While paella has its legions of fans, it's the Catalan dish fideuà, using pasta instead of rice, which has my heart. I was not in Valencia, Spain, however, when I fell in love, but in Scottsdale, Arizona at the Spanish-influenced Prado eight years ago. Since Chef Claudio Urciuoli (now at Noble Eatery) cooked my first pan and I researched it, it's become one of my favorite dishes to make and as a participant in Fry's Taste of Spain campaign, I've finally been motivated to put the recipe to print.
Unlike paella which uses Calasparra or Bomba rice, fideuà is made with short lengths of thin, dried pasta or fideos (fideus in Valencian). Here in Arizona, this pasta is easy to find, especially in Mexican markets. Look for packages such as those pictured below, which can vary in thickness. You could also use angel hair or vermicelli pasta broken into 2-inch lengths. For this recipe serving two generously, I used a 7-ounce package of La Moderna fideo. I stock up when it is three for $1.00.
For the best flavor, you'll want to use quality saffron, Spanish dry-cured chorizo and smoked paprika/pimentón, and homemade stock. Note: Smoked paprika comes in dulce (sweet/mild), agridulce (bittersweet/medium-hot), and picante (hot).
I love the layered textures and flavors in fideuà - the soft, toasty pasta on the bottom soaked in the smoky broth and the crispy-chewy top flavored with briny seafood.
Approximately 2 cups of chicken or seafood stock (I like to use homemade lobster stock) - amount depends on the width of pasta used
2 lobster tails
1 pound of clams or mussels
6 large shrimp
1 link of Spanish chorizo cut into 10-12 slices
4 tablespoons of extra-virgin Spanish olive oil
1 7-oz package of fideo pasta
1 medium onion, chopped
2 garlic cloves, chopped
1 bay leaf
1/4 cup dry Spanish white wine such as Albariño (optional)
1-1/2 pounds tomatoes, peeled, seeded, and chopped or one 14-oz can of fire-roasted diced tomatoes
1 teaspoon of smoked paprika
1/8 teaspoon saffron
Optional garnishes: Chopped parsley; allioli/Spanish aioli (storebought or homemade); aceite de ajo y perejil/garlic-parsley oil (recipe here)
1. Peel shrimp, scrub clams, and split lobster tails in half lengthwise.
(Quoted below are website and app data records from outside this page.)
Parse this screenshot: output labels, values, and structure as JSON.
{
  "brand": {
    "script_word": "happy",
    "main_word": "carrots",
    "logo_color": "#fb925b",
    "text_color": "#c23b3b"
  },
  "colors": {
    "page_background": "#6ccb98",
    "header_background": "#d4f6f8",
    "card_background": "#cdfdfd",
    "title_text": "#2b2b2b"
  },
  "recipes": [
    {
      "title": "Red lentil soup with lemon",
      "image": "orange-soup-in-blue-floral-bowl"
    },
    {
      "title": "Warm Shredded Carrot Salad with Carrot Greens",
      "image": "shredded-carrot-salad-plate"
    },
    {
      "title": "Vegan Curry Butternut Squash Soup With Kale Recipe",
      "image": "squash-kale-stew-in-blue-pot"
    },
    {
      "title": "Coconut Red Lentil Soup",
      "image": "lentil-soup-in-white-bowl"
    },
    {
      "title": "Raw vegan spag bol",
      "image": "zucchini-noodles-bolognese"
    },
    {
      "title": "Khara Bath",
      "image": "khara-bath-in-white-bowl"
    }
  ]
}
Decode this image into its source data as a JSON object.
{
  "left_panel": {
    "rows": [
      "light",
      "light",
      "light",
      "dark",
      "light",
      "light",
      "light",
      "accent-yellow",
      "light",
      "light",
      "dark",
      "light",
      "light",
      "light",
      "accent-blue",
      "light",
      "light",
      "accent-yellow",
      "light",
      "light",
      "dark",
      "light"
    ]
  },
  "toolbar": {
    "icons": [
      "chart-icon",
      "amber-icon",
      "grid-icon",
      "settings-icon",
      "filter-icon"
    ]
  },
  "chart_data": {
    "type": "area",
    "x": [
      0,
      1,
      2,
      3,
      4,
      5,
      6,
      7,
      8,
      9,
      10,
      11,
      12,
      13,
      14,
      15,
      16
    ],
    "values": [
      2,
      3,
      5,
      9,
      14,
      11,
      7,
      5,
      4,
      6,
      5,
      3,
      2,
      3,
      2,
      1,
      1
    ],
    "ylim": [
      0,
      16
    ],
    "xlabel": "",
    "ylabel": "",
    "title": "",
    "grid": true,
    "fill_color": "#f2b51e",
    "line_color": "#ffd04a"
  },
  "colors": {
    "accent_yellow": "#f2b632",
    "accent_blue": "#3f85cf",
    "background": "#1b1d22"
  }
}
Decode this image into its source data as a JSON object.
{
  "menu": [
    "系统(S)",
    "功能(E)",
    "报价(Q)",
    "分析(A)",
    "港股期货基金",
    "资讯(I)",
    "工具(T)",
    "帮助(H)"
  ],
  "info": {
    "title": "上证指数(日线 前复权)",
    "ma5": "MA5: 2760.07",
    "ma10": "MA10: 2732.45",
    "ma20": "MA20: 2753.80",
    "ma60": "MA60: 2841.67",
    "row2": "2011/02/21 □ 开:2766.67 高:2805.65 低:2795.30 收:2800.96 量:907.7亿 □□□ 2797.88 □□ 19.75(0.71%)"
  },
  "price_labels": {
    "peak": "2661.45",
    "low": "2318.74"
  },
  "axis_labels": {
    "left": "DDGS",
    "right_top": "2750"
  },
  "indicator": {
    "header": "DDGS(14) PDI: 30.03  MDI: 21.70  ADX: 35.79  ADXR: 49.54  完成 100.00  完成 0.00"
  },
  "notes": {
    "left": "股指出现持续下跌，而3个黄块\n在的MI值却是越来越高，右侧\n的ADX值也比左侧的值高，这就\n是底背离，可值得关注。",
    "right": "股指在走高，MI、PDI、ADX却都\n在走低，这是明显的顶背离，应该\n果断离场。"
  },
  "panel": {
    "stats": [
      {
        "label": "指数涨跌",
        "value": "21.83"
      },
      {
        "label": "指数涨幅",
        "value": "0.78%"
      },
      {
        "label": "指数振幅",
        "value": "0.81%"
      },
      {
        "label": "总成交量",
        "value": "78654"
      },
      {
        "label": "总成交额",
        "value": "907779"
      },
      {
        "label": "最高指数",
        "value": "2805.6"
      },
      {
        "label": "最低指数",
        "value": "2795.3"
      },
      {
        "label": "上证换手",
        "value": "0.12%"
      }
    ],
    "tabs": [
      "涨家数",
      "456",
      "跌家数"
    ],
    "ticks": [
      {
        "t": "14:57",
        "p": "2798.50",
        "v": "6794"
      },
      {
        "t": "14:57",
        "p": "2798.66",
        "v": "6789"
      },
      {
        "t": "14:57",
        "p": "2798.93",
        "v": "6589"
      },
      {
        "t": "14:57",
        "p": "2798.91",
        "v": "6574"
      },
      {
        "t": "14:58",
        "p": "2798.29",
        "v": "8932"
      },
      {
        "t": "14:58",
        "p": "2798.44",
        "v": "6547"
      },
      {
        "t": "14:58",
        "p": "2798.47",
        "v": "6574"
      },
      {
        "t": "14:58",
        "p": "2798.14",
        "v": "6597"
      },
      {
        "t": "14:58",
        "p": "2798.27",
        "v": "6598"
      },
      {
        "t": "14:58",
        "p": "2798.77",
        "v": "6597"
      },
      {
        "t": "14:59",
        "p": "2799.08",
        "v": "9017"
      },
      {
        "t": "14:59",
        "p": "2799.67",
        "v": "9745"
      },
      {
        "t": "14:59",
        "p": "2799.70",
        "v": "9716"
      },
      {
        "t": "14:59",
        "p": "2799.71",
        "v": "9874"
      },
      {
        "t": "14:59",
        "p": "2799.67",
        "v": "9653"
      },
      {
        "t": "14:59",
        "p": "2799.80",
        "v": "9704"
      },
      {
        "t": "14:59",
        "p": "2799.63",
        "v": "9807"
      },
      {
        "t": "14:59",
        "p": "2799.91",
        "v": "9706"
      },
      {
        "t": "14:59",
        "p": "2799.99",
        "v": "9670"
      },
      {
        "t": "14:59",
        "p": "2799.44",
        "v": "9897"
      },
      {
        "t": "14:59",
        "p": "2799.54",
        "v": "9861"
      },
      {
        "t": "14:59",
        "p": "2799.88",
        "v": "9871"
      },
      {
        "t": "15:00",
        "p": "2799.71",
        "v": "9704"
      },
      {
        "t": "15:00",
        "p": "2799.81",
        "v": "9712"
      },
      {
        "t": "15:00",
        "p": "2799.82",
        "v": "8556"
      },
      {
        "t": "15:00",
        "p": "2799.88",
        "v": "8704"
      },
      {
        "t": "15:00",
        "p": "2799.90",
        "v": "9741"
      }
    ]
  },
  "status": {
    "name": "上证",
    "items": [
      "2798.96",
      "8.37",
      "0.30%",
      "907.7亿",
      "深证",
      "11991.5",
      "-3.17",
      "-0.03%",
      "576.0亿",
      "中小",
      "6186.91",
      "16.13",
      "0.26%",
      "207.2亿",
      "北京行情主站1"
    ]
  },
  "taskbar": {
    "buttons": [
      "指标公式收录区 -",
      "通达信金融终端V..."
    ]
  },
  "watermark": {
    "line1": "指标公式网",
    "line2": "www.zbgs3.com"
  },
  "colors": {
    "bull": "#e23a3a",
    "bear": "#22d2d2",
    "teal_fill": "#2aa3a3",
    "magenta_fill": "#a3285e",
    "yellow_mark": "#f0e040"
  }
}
Chill until needed.
2. Preheat oven to 400.
3. Heat 2 tablespoons oil in a heavy skillet over medium-low heat and cook onion and garlic with bay leaf until soft and golden, about 10 minutes. Increase heat to medium-high and add wine. When evaporated, add smoked paprika and tomatoes. Simmer, stirring frequently, until mixture is thick, about 20 minutes. Remove bay leaf, and set aside.
4. Heat 2 tablespoons of oil in a paella pan or an ovenproof 12-inch shallow skillet over medium heat. Add sliced chorizo and saute for 30 seconds to render slightly and color oil. Add pasta and cook for 2-3 minutes until coated in oil and golden brown, stirring frequently to avoid burning.
5. Add half of the tomato mixture (the rest of the sofregit can be used to season other dishes, but I usually freeze for the next time I make fideuà), stock, and crumbled saffron. Raise heat and simmer covered for five minutes. Stir, taste, and season with salt and pepper. You may wish to add more saffron and/or smoked paprika.
6. Nestle seafood into pasta bed. Place clams hinge-side down and lobster cut sides up. Transfer to oven and bake uncovered until seafood is cooked, liquid is absorbed and top of pasta is crisp, 10-20 minutes. You may need to add more liquid.
7. Optional: Garnish with smoked paprika sea salt, Espelette pepper, and aceite de ajo y perejil parsley oil (recipe here).
I've made this with just shrimp, with chicken and chorizo, and vegetarian (try artichokes, piquillo peppers and mushrooms).
To serve 6, use a larger pan and double the pasta, seafood, and stock (use the full amount of tomato mixture instead of half).
Do-ahead: I make the stock weeks earlier and freeze, toast the pasta earlier in the day, and prep the tomato mixture and garlic-parsley oil 1-3 days ahead. The garlic-parsley oil can be used for easy pre-dinner tapas such as tossed with mushrooms, shrimp, or chicken wings.
For a dinner party, I place the pan in the middle of the table and let guests serve themselves. At home, my husband prefers the seafood taken out of its shell and tossed with the pasta and a little allioli.
If some seafood is cooked through before others, simply remove and tent with foil. Replace for presentation, or toss with pasta when serving. Note: Because these clams were larger, I added them to the pan during step 2.
If pasta seems dry, add more liquid. If too wet, simply cook longer, removing seafood if needed, and returning to pan to serve.
If you want a more authentic soccarat (crispy crust on the bottom) finish the dish on the stove briefly over high heat.